[[ EXTRACTED ENTRIES, beginning ]]

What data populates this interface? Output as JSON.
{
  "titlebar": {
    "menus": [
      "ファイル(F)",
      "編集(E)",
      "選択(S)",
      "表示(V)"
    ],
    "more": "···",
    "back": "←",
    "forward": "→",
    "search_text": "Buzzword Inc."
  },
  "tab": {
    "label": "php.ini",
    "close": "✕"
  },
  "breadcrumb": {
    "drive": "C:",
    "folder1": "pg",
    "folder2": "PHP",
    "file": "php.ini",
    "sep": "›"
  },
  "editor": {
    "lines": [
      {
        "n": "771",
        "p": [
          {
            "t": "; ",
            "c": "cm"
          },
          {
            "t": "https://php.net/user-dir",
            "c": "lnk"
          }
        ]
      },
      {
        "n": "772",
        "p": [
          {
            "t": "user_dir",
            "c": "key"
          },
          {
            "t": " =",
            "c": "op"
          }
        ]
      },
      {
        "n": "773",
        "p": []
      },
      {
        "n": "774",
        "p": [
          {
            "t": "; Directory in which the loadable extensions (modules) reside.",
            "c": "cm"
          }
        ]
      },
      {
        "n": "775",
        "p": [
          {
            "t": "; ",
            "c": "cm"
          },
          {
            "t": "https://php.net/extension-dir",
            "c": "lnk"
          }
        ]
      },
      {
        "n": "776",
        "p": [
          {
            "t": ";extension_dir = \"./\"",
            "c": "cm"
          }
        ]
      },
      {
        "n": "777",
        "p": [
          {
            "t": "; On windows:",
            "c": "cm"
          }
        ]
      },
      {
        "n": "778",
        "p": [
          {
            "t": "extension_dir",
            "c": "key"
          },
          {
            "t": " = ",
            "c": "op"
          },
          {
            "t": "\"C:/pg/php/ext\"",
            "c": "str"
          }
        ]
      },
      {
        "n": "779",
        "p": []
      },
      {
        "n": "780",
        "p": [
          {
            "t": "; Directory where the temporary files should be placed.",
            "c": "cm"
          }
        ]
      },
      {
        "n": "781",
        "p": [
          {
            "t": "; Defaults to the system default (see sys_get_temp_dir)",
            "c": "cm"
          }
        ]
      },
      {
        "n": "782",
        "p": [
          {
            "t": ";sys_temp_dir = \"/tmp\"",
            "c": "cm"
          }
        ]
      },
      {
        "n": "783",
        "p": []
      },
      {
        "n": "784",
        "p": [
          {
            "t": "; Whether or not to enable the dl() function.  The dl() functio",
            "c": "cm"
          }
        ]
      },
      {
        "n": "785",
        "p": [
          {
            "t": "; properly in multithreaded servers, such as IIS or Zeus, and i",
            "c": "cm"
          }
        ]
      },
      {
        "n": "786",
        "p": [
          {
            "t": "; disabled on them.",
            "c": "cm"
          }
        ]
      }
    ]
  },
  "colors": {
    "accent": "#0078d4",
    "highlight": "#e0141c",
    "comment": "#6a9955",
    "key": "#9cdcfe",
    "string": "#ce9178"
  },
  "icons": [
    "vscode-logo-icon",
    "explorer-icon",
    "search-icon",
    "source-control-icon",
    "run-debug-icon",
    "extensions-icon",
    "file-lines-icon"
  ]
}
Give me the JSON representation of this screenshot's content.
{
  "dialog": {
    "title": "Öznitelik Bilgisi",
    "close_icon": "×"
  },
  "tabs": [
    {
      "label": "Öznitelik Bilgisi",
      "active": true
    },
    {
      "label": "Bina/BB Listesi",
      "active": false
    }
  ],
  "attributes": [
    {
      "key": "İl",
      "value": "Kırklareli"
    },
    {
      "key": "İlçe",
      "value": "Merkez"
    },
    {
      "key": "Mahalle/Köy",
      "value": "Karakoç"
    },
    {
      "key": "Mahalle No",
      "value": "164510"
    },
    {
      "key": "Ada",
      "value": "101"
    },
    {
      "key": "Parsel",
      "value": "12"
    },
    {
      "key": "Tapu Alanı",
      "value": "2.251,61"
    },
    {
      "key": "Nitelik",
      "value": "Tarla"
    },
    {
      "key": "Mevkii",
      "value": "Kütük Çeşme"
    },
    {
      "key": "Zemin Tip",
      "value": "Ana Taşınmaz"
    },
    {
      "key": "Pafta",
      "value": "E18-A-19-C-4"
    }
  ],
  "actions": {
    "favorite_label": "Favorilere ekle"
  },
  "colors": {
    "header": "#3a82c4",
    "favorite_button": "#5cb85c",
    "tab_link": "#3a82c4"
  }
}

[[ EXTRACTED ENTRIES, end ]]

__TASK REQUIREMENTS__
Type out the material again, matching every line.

__ANSWER TO THE EXERCISE__
What data populates this interface? Output as JSON.
{
  "titlebar": {
    "menus": [
      "ファイル(F)",
      "編集(E)",
      "選択(S)",
      "表示(V)"
    ],
    "more": "···",
    "back": "←",
    "forward": "→",
    "search_text": "Buzzword Inc."
  },
  "tab": {
    "label": "php.ini",
    "close": "✕"
  },
  "breadcrumb": {
    "drive": "C:",
    "folder1": "pg",
    "folder2": "PHP",
    "file": "php.ini",
    "sep": "›"
  },
  "editor": {
    "lines": [
      {
        "n": "771",
        "p": [
          {
            "t": "; ",
            "c": "cm"
          },
          {
            "t": "https://php.net/user-dir",
            "c": "lnk"
          }
        ]
      },
      {
        "n": "772",
        "p": [
          {
            "t": "user_dir",
            "c": "key"
          },
          {
            "t": " =",
            "c": "op"
          }
        ]
      },
      {
        "n": "773",
        "p": []
      },
      {
        "n": "774",
        "p": [
          {
            "t": "; Directory in which the loadable extensions (modules) reside.",
            "c": "cm"
          }
        ]
      },
      {
        "n": "775",
        "p": [
          {
            "t": "; ",
            "c": "cm"
          },
          {
            "t": "https://php.net/extension-dir",
            "c": "lnk"
          }
        ]
      },
      {
        "n": "776",
        "p": [
          {
            "t": ";extension_dir = \"./\"",
            "c": "cm"
          }
        ]
      },
      {
        "n": "777",
        "p": [
          {
            "t": "; On windows:",
            "c": "cm"
          }
        ]
      },
      {
        "n": "778",
        "p": [
          {
            "t": "extension_dir",
            "c": "key"
          },
          {
            "t": " = ",
            "c": "op"
          },
          {
            "t": "\"C:/pg/php/ext\"",
            "c": "str"
          }
        ]
      },
      {
        "n": "779",
        "p": []
      },
      {
        "n": "780",
        "p": [
          {
            "t": "; Directory where the temporary files should be placed.",
            "c": "cm"
          }
        ]
      },
      {
        "n": "781",
        "p": [
          {
            "t": "; Defaults to the system default (see sys_get_temp_dir)",
            "c": "cm"
          }
        ]
      },
      {
        "n": "782",
        "p": [
          {
            "t": ";sys_temp_dir = \"/tmp\"",
            "c": "cm"
          }
        ]
      },
      {
        "n": "783",
        "p": []
      },
      {
        "n": "784",
        "p": [
          {
            "t": "; Whether or not to enable the dl() function.  The dl() functio",
            "c": "cm"
          }
        ]
      },
      {
        "n": "785",
        "p": [
          {
            "t": "; properly in multithreaded servers, such as IIS or Zeus, and i",
            "c": "cm"
          }
        ]
      },
      {
        "n": "786",
        "p": [
          {
            "t": "; disabled on them.",
            "c": "cm"
          }
        ]
      }
    ]
  },
  "colors": {
    "accent": "#0078d4",
    "highlight": "#e0141c",
    "comment": "#6a9955",
    "key": "#9cdcfe",
    "string": "#ce9178"
  },
  "icons": [
    "vscode-logo-icon",
    "explorer-icon",
    "search-icon",
    "source-control-icon",
    "run-debug-icon",
    "extensions-icon",
    "file-lines-icon"
  ]
}
Give me the JSON representation of this screenshot's content.
{
  "dialog": {
    "title": "Öznitelik Bilgisi",
    "close_icon": "×"
  },
  "tabs": [
    {
      "label": "Öznitelik Bilgisi",
      "active": true
    },
    {
      "label": "Bina/BB Listesi",
      "active": false
    }
  ],
  "attributes": [
    {
      "key": "İl",
      "value": "Kırklareli"
    },
    {
      "key": "İlçe",
      "value": "Merkez"
    },
    {
      "key": "Mahalle/Köy",
      "value": "Karakoç"
    },
    {
      "key": "Mahalle No",
      "value": "164510"
    },
    {
      "key": "Ada",
      "value": "101"
    },
    {
      "key": "Parsel",
      "value": "12"
    },
    {
      "key": "Tapu Alanı",
      "value": "2.251,61"
    },
    {
      "key": "Nitelik",
      "value": "Tarla"
    },
    {
      "key": "Mevkii",
      "value": "Kütük Çeşme"
    },
    {
      "key": "Zemin Tip",
      "value": "Ana Taşınmaz"
    },
    {
      "key": "Pafta",
      "value": "E18-A-19-C-4"
    }
  ],
  "actions": {
    "favorite_label": "Favorilere ekle"
  },
  "colors": {
    "header": "#3a82c4",
    "favorite_button": "#5cb85c",
    "tab_link": "#3a82c4"
  }
}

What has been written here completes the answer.